The Chandra data allowed scientists to estimate the amount of carbon and nitrogen in the solar wind, finding values that agree with those derived independently using other instruments such as NASA’s Advanced Composition Explorer (ACE). New measurements of the amount of neon in the solar wind were also obtained.
The detailed model developed to analyze the Chandra data on comets ISON and PanSTARRS demonstrates the value of X-ray observations for deriving the composition of the solar wind. The same techniques can be used, together with Chandra data, to investigate interactions of the solar wind with other comets, planets, and the interstellar gas.
A paper describing these results appeared in February 20th, 2016 issue of The Astrophysical Journal and is available online. The authors are Bradford Snios and Vasili Kharchenko (University of Connecticut), Carey Lisse (Johns Hopkins University), Scott Wolk (Harvard-Smithsonian Center for Astrophysics), Konrad Dennerl (Max Planck Institute for Extraterrestrial Physics) and Michael Combi (University of Michigan).
NASA’s Marshall Space Flight Center in Huntsville, Alabama, manages the Chandra program for NASA’s Science Mission Directorate in Washington. The Smithsonian Astrophysical Observatory in Cambridge, Massachusetts, controls Chandra’s science and flight operations.

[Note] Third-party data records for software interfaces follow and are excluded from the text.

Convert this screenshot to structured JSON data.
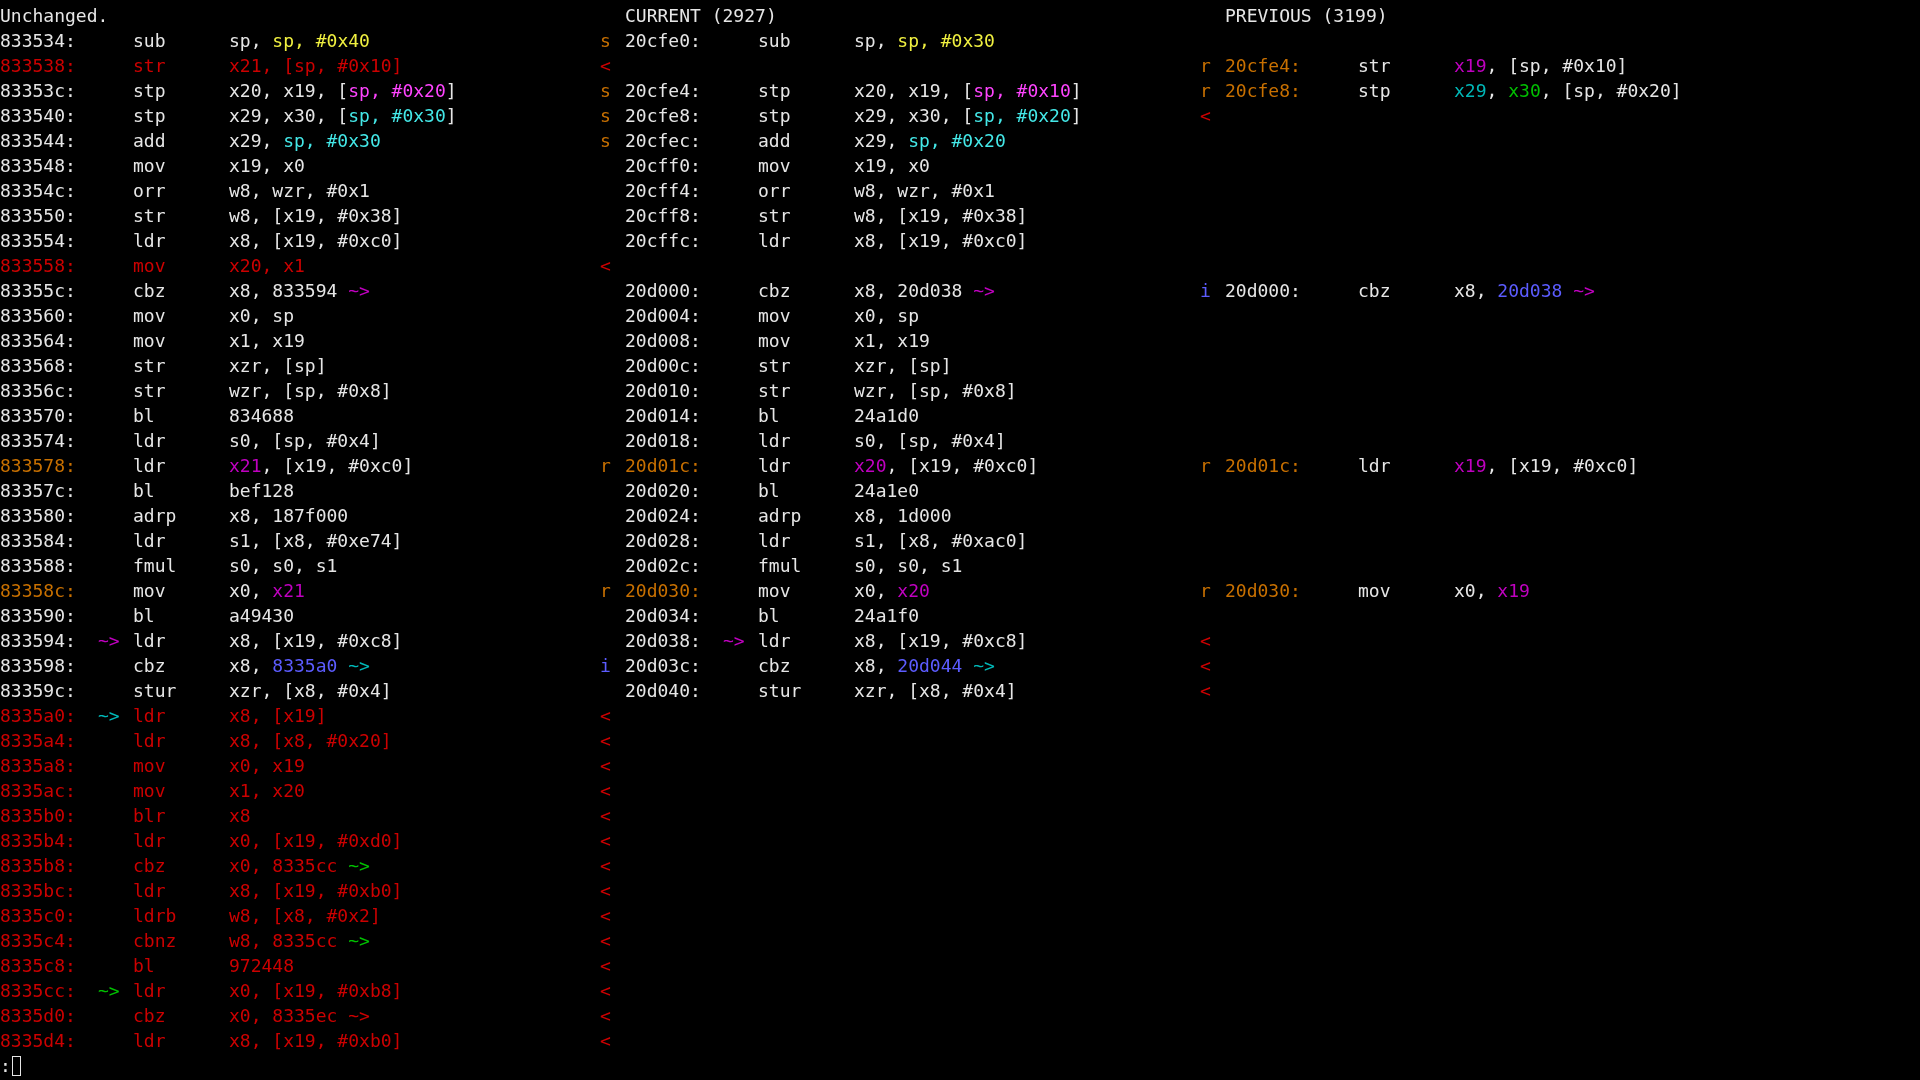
{
  "headers": [
    "Unchanged.",
    "CURRENT (2927)",
    "PREVIOUS (3199)"
  ],
  "rows": [
    {
      "left": {
        "kind": "normal",
        "address": "833534:",
        "mnemonic": "sub",
        "operands": [
          "sp, ",
          {
            "text": "sp, #0x40",
            "color": "#f0f040"
          }
        ]
      },
      "current": {
        "kind": "normal",
        "marker": {
          "text": "s",
          "color": "#c87000"
        },
        "address": "20cfe0:",
        "mnemonic": "sub",
        "operands": [
          "sp, ",
          {
            "text": "sp, #0x30",
            "color": "#f0f040"
          }
        ]
      }
    },
    {
      "left": {
        "kind": "removed",
        "address": "833538:",
        "mnemonic": "str",
        "operands": [
          "x21, [sp, #0x10]"
        ]
      },
      "current": {
        "marker": {
          "text": "<",
          "color": "#cc0000"
        }
      },
      "previous": {
        "kind": "changed",
        "marker": {
          "text": "r",
          "color": "#c87000"
        },
        "address": "20cfe4:",
        "mnemonic": "str",
        "operands": [
          {
            "text": "x19",
            "color": "#c000c0"
          },
          ", [sp, #0x10]"
        ]
      }
    },
    {
      "left": {
        "kind": "normal",
        "address": "83353c:",
        "mnemonic": "stp",
        "operands": [
          "x20, x19, [",
          {
            "text": "sp, #0x20",
            "color": "#ff44ff"
          },
          "]"
        ]
      },
      "current": {
        "kind": "normal",
        "marker": {
          "text": "s",
          "color": "#c87000"
        },
        "address": "20cfe4:",
        "mnemonic": "stp",
        "operands": [
          "x20, x19, [",
          {
            "text": "sp, #0x10",
            "color": "#ff44ff"
          },
          "]"
        ]
      },
      "previous": {
        "kind": "changed",
        "marker": {
          "text": "r",
          "color": "#c87000"
        },
        "address": "20cfe8:",
        "mnemonic": "stp",
        "operands": [
          {
            "text": "x29",
            "color": "#00b8b8"
          },
          ", ",
          {
            "text": "x30",
            "color": "#00c000"
          },
          ", [sp, #0x20]"
        ]
      }
    },
    {
      "left": {
        "kind": "normal",
        "address": "833540:",
        "mnemonic": "stp",
        "operands": [
          "x29, x30, [",
          {
            "text": "sp, #0x30",
            "color": "#44e8e8"
          },
          "]"
        ]
      },
      "current": {
        "kind": "normal",
        "marker": {
          "text": "s",
          "color": "#c87000"
        },
        "address": "20cfe8:",
        "mnemonic": "stp",
        "operands": [
          "x29, x30, [",
          {
            "text": "sp, #0x20",
            "color": "#44e8e8"
          },
          "]"
        ]
      },
      "previous": {
        "marker": {
          "text": "<",
          "color": "#cc0000"
        }
      }
    },
    {
      "left": {
        "kind": "normal",
        "address": "833544:",
        "mnemonic": "add",
        "operands": [
          "x29, ",
          {
            "text": "sp, #0x30",
            "color": "#44e8e8"
          }
        ]
      },
      "current": {
        "kind": "normal",
        "marker": {
          "text": "s",
          "color": "#c87000"
        },
        "address": "20cfec:",
        "mnemonic": "add",
        "operands": [
          "x29, ",
          {
            "text": "sp, #0x20",
            "color": "#44e8e8"
          }
        ]
      }
    },
    {
      "left": {
        "kind": "normal",
        "address": "833548:",
        "mnemonic": "mov",
        "operands": [
          "x19, x0"
        ]
      },
      "current": {
        "kind": "normal",
        "address": "20cff0:",
        "mnemonic": "mov",
        "operands": [
          "x19, x0"
        ]
      }
    },
    {
      "left": {
        "kind": "normal",
        "address": "83354c:",
        "mnemonic": "orr",
        "operands": [
          "w8, wzr, #0x1"
        ]
      },
      "current": {
        "kind": "normal",
        "address": "20cff4:",
        "mnemonic": "orr",
        "operands": [
          "w8, wzr, #0x1"
        ]
      }
    },
    {
      "left": {
        "kind": "normal",
        "address": "833550:",
        "mnemonic": "str",
        "operands": [
          "w8, [x19, #0x38]"
        ]
      },
      "current": {
        "kind": "normal",
        "address": "20cff8:",
        "mnemonic": "str",
        "operands": [
          "w8, [x19, #0x38]"
        ]
      }
    },
    {
      "left": {
        "kind": "normal",
        "address": "833554:",
        "mnemonic": "ldr",
        "operands": [
          "x8, [x19, #0xc0]"
        ]
      },
      "current": {
        "kind": "normal",
        "address": "20cffc:",
        "mnemonic": "ldr",
        "operands": [
          "x8, [x19, #0xc0]"
        ]
      }
    },
    {
      "left": {
        "kind": "removed",
        "address": "833558:",
        "mnemonic": "mov",
        "operands": [
          "x20, x1"
        ]
      },
      "current": {
        "marker": {
          "text": "<",
          "color": "#cc0000"
        }
      }
    },
    {
      "left": {
        "kind": "normal",
        "address": "83355c:",
        "mnemonic": "cbz",
        "operands": [
          "x8, 833594 ",
          {
            "text": "~>",
            "color": "#c000c0"
          }
        ]
      },
      "current": {
        "kind": "normal",
        "address": "20d000:",
        "mnemonic": "cbz",
        "operands": [
          "x8, 20d038 ",
          {
            "text": "~>",
            "color": "#c000c0"
          }
        ]
      },
      "previous": {
        "kind": "normal",
        "marker": {
          "text": "i",
          "color": "#5c5cff"
        },
        "address": "20d000:",
        "mnemonic": "cbz",
        "operands": [
          "x8, ",
          {
            "text": "20d038 ",
            "color": "#5c5cff"
          },
          {
            "text": "~>",
            "color": "#c000c0"
          }
        ]
      }
    },
    {
      "left": {
        "kind": "normal",
        "address": "833560:",
        "mnemonic": "mov",
        "operands": [
          "x0, sp"
        ]
      },
      "current": {
        "kind": "normal",
        "address": "20d004:",
        "mnemonic": "mov",
        "operands": [
          "x0, sp"
        ]
      }
    },
    {
      "left": {
        "kind": "normal",
        "address": "833564:",
        "mnemonic": "mov",
        "operands": [
          "x1, x19"
        ]
      },
      "current": {
        "kind": "normal",
        "address": "20d008:",
        "mnemonic": "mov",
        "operands": [
          "x1, x19"
        ]
      }
    },
    {
      "left": {
        "kind": "normal",
        "address": "833568:",
        "mnemonic": "str",
        "operands": [
          "xzr, [sp]"
        ]
      },
      "current": {
        "kind": "normal",
        "address": "20d00c:",
        "mnemonic": "str",
        "operands": [
          "xzr, [sp]"
        ]
      }
    },
    {
      "left": {
        "kind": "normal",
        "address": "83356c:",
        "mnemonic": "str",
        "operands": [
          "wzr, [sp, #0x8]"
        ]
      },
      "current": {
        "kind": "normal",
        "address": "20d010:",
        "mnemonic": "str",
        "operands": [
          "wzr, [sp, #0x8]"
        ]
      }
    },
    {
      "left": {
        "kind": "normal",
        "address": "833570:",
        "mnemonic": "bl",
        "operands": [
          "834688"
        ]
      },
      "current": {
        "kind": "normal",
        "address": "20d014:",
        "mnemonic": "bl",
        "operands": [
          "24a1d0"
        ]
      }
    },
    {
      "left": {
        "kind": "normal",
        "address": "833574:",
        "mnemonic": "ldr",
        "operands": [
          "s0, [sp, #0x4]"
        ]
      },
      "current": {
        "kind": "normal",
        "address": "20d018:",
        "mnemonic": "ldr",
        "operands": [
          "s0, [sp, #0x4]"
        ]
      }
    },
    {
      "left": {
        "kind": "changed",
        "address": "833578:",
        "mnemonic": "ldr",
        "operands": [
          {
            "text": "x21",
            "color": "#c000c0"
          },
          ", [x19, #0xc0]"
        ]
      },
      "current": {
        "kind": "changed",
        "marker": {
          "text": "r",
          "color": "#c87000"
        },
        "address": "20d01c:",
        "mnemonic": "ldr",
        "operands": [
          {
            "text": "x20",
            "color": "#c000c0"
          },
          ", [x19, #0xc0]"
        ]
      },
      "previous": {
        "kind": "changed",
        "marker": {
          "text": "r",
          "color": "#c87000"
        },
        "address": "20d01c:",
        "mnemonic": "ldr",
        "operands": [
          {
            "text": "x19",
            "color": "#c000c0"
          },
          ", [x19, #0xc0]"
        ]
      }
    },
    {
      "left": {
        "kind": "normal",
        "address": "83357c:",
        "mnemonic": "bl",
        "operands": [
          "bef128"
        ]
      },
      "current": {
        "kind": "normal",
        "address": "20d020:",
        "mnemonic": "bl",
        "operands": [
          "24a1e0"
        ]
      }
    },
    {
      "left": {
        "kind": "normal",
        "address": "833580:",
        "mnemonic": "adrp",
        "operands": [
          "x8, 187f000"
        ]
      },
      "current": {
        "kind": "normal",
        "address": "20d024:",
        "mnemonic": "adrp",
        "operands": [
          "x8, 1d000"
        ]
      }
    },
    {
      "left": {
        "kind": "normal",
        "address": "833584:",
        "mnemonic": "ldr",
        "operands": [
          "s1, [x8, #0xe74]"
        ]
      },
      "current": {
        "kind": "normal",
        "address": "20d028:",
        "mnemonic": "ldr",
        "operands": [
          "s1, [x8, #0xac0]"
        ]
      }
    },
    {
      "left": {
        "kind": "normal",
        "address": "833588:",
        "mnemonic": "fmul",
        "operands": [
          "s0, s0, s1"
        ]
      },
      "current": {
        "kind": "normal",
        "address": "20d02c:",
        "mnemonic": "fmul",
        "operands": [
          "s0, s0, s1"
        ]
      }
    },
    {
      "left": {
        "kind": "changed",
        "address": "83358c:",
        "mnemonic": "mov",
        "operands": [
          "x0, ",
          {
            "text": "x21",
            "color": "#c000c0"
          }
        ]
      },
      "current": {
        "kind": "changed",
        "marker": {
          "text": "r",
          "color": "#c87000"
        },
        "address": "20d030:",
        "mnemonic": "mov",
        "operands": [
          "x0, ",
          {
            "text": "x20",
            "color": "#c000c0"
          }
        ]
      },
      "previous": {
        "kind": "changed",
        "marker": {
          "text": "r",
          "color": "#c87000"
        },
        "address": "20d030:",
        "mnemonic": "mov",
        "operands": [
          "x0, ",
          {
            "text": "x19",
            "color": "#c000c0"
          }
        ]
      }
    },
    {
      "left": {
        "kind": "normal",
        "address": "833590:",
        "mnemonic": "bl",
        "operands": [
          "a49430"
        ]
      },
      "current": {
        "kind": "normal",
        "address": "20d034:",
        "mnemonic": "bl",
        "operands": [
          "24a1f0"
        ]
      }
    },
    {
      "left": {
        "kind": "normal",
        "address": "833594:",
        "arrow": {
          "text": "~>",
          "color": "#c000c0"
        },
        "mnemonic": "ldr",
        "operands": [
          "x8, [x19, #0xc8]"
        ]
      },
      "current": {
        "kind": "normal",
        "address": "20d038:",
        "arrow": {
          "text": "~>",
          "color": "#c000c0"
        },
        "mnemonic": "ldr",
        "operands": [
          "x8, [x19, #0xc8]"
        ]
      },
      "previous": {
        "marker": {
          "text": "<",
          "color": "#cc0000"
        }
      }
    },
    {
      "left": {
        "kind": "normal",
        "address": "833598:",
        "mnemonic": "cbz",
        "operands": [
          "x8, ",
          {
            "text": "8335a0 ",
            "color": "#5c5cff"
          },
          {
            "text": "~>",
            "color": "#00b8b8"
          }
        ]
      },
      "current": {
        "kind": "normal",
        "marker": {
          "text": "i",
          "color": "#5c5cff"
        },
        "address": "20d03c:",
        "mnemonic": "cbz",
        "operands": [
          "x8, ",
          {
            "text": "20d044 ",
            "color": "#5c5cff"
          },
          {
            "text": "~>",
            "color": "#00b8b8"
          }
        ]
      },
      "previous": {
        "marker": {
          "text": "<",
          "color": "#cc0000"
        }
      }
    },
    {
      "left": {
        "kind": "normal",
        "address": "83359c:",
        "mnemonic": "stur",
        "operands": [
          "xzr, [x8, #0x4]"
        ]
      },
      "current": {
        "kind": "normal",
        "address": "20d040:",
        "mnemonic": "stur",
        "operands": [
          "xzr, [x8, #0x4]"
        ]
      },
      "previous": {
        "marker": {
          "text": "<",
          "color": "#cc0000"
        }
      }
    },
    {
      "left": {
        "kind": "removed",
        "address": "8335a0:",
        "arrow": {
          "text": "~>",
          "color": "#00b8b8"
        },
        "mnemonic": "ldr",
        "operands": [
          "x8, [x19]"
        ]
      },
      "current": {
        "marker": {
          "text": "<",
          "color": "#cc0000"
        }
      }
    },
    {
      "left": {
        "kind": "removed",
        "address": "8335a4:",
        "mnemonic": "ldr",
        "operands": [
          "x8, [x8, #0x20]"
        ]
      },
      "current": {
        "marker": {
          "text": "<",
          "color": "#cc0000"
        }
      }
    },
    {
      "left": {
        "kind": "removed",
        "address": "8335a8:",
        "mnemonic": "mov",
        "operands": [
          "x0, x19"
        ]
      },
      "current": {
        "marker": {
          "text": "<",
          "color": "#cc0000"
        }
      }
    },
    {
      "left": {
        "kind": "removed",
        "address": "8335ac:",
        "mnemonic": "mov",
        "operands": [
          "x1, x20"
        ]
      },
      "current": {
        "marker": {
          "text": "<",
          "color": "#cc0000"
        }
      }
    },
    {
      "left": {
        "kind": "removed",
        "address": "8335b0:",
        "mnemonic": "blr",
        "operands": [
          "x8"
        ]
      },
      "current": {
        "marker": {
          "text": "<",
          "color": "#cc0000"
        }
      }
    },
    {
      "left": {
        "kind": "removed",
        "address": "8335b4:",
        "mnemonic": "ldr",
        "operands": [
          "x0, [x19, #0xd0]"
        ]
      },
      "current": {
        "marker": {
          "text": "<",
          "color": "#cc0000"
        }
      }
    },
    {
      "left": {
        "kind": "removed",
        "address": "8335b8:",
        "mnemonic": "cbz",
        "operands": [
          "x0, 8335cc ",
          {
            "text": "~>",
            "color": "#00c000"
          }
        ]
      },
      "current": {
        "marker": {
          "text": "<",
          "color": "#cc0000"
        }
      }
    },
    {
      "left": {
        "kind": "removed",
        "address": "8335bc:",
        "mnemonic": "ldr",
        "operands": [
          "x8, [x19, #0xb0]"
        ]
      },
      "current": {
        "marker": {
          "text": "<",
          "color": "#cc0000"
        }
      }
    },
    {
      "left": {
        "kind": "removed",
        "address": "8335c0:",
        "mnemonic": "ldrb",
        "operands": [
          "w8, [x8, #0x2]"
        ]
      },
      "current": {
        "marker": {
          "text": "<",
          "color": "#cc0000"
        }
      }
    },
    {
      "left": {
        "kind": "removed",
        "address": "8335c4:",
        "mnemonic": "cbnz",
        "operands": [
          "w8, 8335cc ",
          {
            "text": "~>",
            "color": "#00c000"
          }
        ]
      },
      "current": {
        "marker": {
          "text": "<",
          "color": "#cc0000"
        }
      }
    },
    {
      "left": {
        "kind": "removed",
        "address": "8335c8:",
        "mnemonic": "bl",
        "operands": [
          "972448"
        ]
      },
      "current": {
        "marker": {
          "text": "<",
          "color": "#cc0000"
        }
      }
    },
    {
      "left": {
        "kind": "removed",
        "address": "8335cc:",
        "arrow": {
          "text": "~>",
          "color": "#00c000"
        },
        "mnemonic": "ldr",
        "operands": [
          "x0, [x19, #0xb8]"
        ]
      },
      "current": {
        "marker": {
          "text": "<",
          "color": "#cc0000"
        }
      }
    },
    {
      "left": {
        "kind": "removed",
        "address": "8335d0:",
        "mnemonic": "cbz",
        "operands": [
          "x0, 8335ec ~>"
        ]
      },
      "current": {
        "marker": {
          "text": "<",
          "color": "#cc0000"
        }
      }
    },
    {
      "left": {
        "kind": "removed",
        "address": "8335d4:",
        "mnemonic": "ldr",
        "operands": [
          "x8, [x19, #0xb0]"
        ]
      },
      "current": {
        "marker": {
          "text": "<",
          "color": "#cc0000"
        }
      }
    }
  ],
  "prompt": {
    "text": ":"
  }
}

Chandra’s science instrument module was designed and developed by Ball Aerospace & Technologies Corp. in Boulder, Colorado. It was integrated with instruments provided by the Smithsonian Astrophysical Observatory, Penn State University, Massachusetts Institute of Technology, Space Research Organization of The Netherlands, and the Max Planck Institute in Germany. Ball Aerospace also developed the Aspect Camera Assembly.